While it’s easy to study one or two opponents, it gets more difficult when there are more players at the table. If the table is crowded, your equity will be lower because there could be at least one person at the table who calls you. It’s important to factor in the table size when considering how to use your equity.
How to calculate it
Now that you know what factors influence your equity, let’s look at how to calculate it. The first thing to remember is that it is not an exact science. As you would have seen from the factors that influence it, your equity can change from hand to hand.
There are many different websites that offer a calculator to work out your fold equity. Many can be used during games of online poker. At the base of all of them is the following formula: the likelihood your opponent(s) will fold x gain in equity if the opponent folds.
As you can tell from the factors and the formula, there are a lot of variables and estimations at play. Learning how to quantify the formula helps to understand it further.
How to quantify it
The formula, ‘likelihood your opponent(s) will fold’ is referring to an estimated percentage that the opponent is folding. You might not know this from the first hand, but over time you’ll see if an opponent is conservative or aggressive. You might, for example, see that they fold on average 1 out of every 5 hands, giving them a 20% fold percentage.
The ‘gain in equity if opponent folds’ is referring to the percentage that your opponent has in relation to you. In other words, if you have a 30% chance of winning with your hand, your opponent will by default have a 70% of winning. So in that case you would ‘gain’ 70% if your opponent folds.
In practice, you would then complete the formula as follows: 20% x 70% = 14%. So in this example, 14% means that there is a low likelihood that you will make your opponent fold their hand.
Capitalising on your equity
Using your fold equity is important when it comes to profitability. As an example, if you have an 80% chance of winning based on your hand, then your opponent has a 20% chance of winning. Although your opponent’s percentage is low, they could still win 1 out 5 hands. To squash those odds, you will try to get your opponent to fold so that you win 5 out 5 hands.
Apart from using it as an aggressive tactic, it can also be used in a wider strategy for profitability. To do so, you need to understand your pot equity as well.
Without going into too much detail, pot equity is a percentage amount of the pot that belongs to you. It is calculated as follows: pot equity = (pot size x percentage chance of winning) - the amount of chips you put in.
Your ‘percentage chance of winning’ is based on the strength of your hand. While this might be a challenging equation to complete on the fly, you can at least have a rough idea of what your pot equity is using this formula.
Now that you have both a field and a pot equity, you can complete the profitability formula: profitability = pot equity + field equity. As you can see, the two equities can compensate for the other depending on the situation.
For example, you’re playing online poker, potentially in one of the live poker tournaments, and your online poker opponent folds easily, you won’t need to use as much pot equity. You could bluff more easily. Similarly, if you have a lot of pot equity, you stand a good chance of winning by simply making your draw.

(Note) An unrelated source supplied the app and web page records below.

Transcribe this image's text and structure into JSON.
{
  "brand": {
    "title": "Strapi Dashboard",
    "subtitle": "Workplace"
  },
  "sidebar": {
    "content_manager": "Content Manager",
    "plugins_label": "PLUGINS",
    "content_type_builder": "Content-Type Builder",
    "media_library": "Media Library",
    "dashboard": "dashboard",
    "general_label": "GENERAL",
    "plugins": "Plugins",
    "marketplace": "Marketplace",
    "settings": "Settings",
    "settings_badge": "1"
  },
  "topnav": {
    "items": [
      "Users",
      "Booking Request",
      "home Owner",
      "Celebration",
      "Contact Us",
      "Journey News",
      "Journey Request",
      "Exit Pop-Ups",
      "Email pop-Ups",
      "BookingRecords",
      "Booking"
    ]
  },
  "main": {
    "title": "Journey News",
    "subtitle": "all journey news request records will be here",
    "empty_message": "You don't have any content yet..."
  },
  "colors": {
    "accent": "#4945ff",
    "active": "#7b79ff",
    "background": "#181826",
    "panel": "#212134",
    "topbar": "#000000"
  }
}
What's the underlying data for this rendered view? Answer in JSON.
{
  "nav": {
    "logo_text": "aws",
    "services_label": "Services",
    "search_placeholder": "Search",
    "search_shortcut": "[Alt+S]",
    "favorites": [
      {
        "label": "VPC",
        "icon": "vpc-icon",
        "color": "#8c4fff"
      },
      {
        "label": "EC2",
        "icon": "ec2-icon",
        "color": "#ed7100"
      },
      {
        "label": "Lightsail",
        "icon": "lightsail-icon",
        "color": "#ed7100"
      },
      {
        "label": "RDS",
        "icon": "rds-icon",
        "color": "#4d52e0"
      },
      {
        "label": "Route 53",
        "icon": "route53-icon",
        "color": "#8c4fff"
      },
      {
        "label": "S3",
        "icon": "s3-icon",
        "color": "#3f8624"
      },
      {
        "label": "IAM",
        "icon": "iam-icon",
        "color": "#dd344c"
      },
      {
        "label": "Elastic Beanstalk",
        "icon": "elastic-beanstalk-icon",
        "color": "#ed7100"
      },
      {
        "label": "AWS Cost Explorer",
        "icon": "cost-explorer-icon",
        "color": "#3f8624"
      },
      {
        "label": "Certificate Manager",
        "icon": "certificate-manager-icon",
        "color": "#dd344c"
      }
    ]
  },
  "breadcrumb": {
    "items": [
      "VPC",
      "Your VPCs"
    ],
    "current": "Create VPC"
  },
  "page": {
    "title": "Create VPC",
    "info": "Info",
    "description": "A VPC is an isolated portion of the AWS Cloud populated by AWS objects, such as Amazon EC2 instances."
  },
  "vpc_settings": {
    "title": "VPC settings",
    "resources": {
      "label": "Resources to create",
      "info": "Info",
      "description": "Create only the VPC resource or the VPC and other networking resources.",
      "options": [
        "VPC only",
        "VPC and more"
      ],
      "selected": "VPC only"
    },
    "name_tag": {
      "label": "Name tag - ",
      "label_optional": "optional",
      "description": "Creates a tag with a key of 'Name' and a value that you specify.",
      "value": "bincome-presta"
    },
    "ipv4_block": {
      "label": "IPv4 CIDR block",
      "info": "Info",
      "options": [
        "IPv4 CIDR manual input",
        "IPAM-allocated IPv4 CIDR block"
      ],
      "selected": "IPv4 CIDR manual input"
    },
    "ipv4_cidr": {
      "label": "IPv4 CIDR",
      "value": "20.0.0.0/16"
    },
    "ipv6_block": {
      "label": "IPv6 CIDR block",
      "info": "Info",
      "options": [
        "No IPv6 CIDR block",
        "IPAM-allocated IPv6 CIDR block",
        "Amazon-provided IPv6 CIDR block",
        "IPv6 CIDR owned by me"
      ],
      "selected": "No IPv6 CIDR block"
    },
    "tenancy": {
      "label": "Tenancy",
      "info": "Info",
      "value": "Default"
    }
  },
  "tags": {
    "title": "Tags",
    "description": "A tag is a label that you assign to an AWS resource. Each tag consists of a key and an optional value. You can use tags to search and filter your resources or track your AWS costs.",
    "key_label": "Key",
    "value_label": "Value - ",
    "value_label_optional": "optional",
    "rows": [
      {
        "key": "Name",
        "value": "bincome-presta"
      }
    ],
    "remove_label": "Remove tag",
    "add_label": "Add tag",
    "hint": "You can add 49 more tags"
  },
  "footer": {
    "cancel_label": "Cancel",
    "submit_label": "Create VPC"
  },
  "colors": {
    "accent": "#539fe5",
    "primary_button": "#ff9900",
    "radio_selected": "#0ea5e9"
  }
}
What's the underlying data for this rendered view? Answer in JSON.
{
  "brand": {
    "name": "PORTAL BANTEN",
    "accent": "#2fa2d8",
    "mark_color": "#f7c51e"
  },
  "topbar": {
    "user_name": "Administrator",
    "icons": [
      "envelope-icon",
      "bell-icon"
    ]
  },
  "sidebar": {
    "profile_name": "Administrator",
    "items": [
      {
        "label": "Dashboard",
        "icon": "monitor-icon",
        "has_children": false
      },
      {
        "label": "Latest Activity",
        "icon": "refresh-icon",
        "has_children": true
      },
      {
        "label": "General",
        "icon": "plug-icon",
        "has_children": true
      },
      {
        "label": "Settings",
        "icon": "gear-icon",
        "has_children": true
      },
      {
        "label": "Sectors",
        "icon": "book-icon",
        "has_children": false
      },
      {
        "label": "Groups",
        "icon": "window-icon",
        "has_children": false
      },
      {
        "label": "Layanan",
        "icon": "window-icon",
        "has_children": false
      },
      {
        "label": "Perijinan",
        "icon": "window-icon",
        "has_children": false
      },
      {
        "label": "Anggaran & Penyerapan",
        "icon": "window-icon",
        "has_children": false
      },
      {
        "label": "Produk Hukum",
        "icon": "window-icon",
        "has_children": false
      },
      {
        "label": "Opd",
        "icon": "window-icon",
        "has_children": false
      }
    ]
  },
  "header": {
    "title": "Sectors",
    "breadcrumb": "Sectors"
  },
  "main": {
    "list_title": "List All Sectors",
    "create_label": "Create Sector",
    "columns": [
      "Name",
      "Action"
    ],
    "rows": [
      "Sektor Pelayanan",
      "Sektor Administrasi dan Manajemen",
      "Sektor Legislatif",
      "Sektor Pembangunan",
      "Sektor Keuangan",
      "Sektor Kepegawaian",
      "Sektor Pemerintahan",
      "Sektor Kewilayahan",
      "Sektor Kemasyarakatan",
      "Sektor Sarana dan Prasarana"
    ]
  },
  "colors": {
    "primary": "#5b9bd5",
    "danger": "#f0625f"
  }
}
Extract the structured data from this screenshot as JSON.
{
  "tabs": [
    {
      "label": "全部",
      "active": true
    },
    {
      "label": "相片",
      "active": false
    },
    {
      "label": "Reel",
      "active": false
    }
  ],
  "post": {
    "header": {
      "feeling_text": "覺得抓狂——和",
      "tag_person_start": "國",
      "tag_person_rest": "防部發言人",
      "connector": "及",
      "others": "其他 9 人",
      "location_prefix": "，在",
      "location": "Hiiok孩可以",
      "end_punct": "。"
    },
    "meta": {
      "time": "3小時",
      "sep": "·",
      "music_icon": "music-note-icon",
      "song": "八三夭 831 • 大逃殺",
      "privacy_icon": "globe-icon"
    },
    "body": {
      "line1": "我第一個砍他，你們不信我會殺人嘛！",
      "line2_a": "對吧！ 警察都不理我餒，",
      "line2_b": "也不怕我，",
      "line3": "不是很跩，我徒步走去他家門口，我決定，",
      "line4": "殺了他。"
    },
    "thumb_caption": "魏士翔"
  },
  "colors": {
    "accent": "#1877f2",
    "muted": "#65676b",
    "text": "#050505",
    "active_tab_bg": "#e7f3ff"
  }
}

At the end of the day, having knowledge of both your field and pot equity helps you turn your bluff into a semi-bluff. While a bluff leaves a lot to chance, a semi-bluff is more of a calculated risk. It’s a great addition to your online poker strategy, especially if you’re wondering how to win poker tournaments more regularly.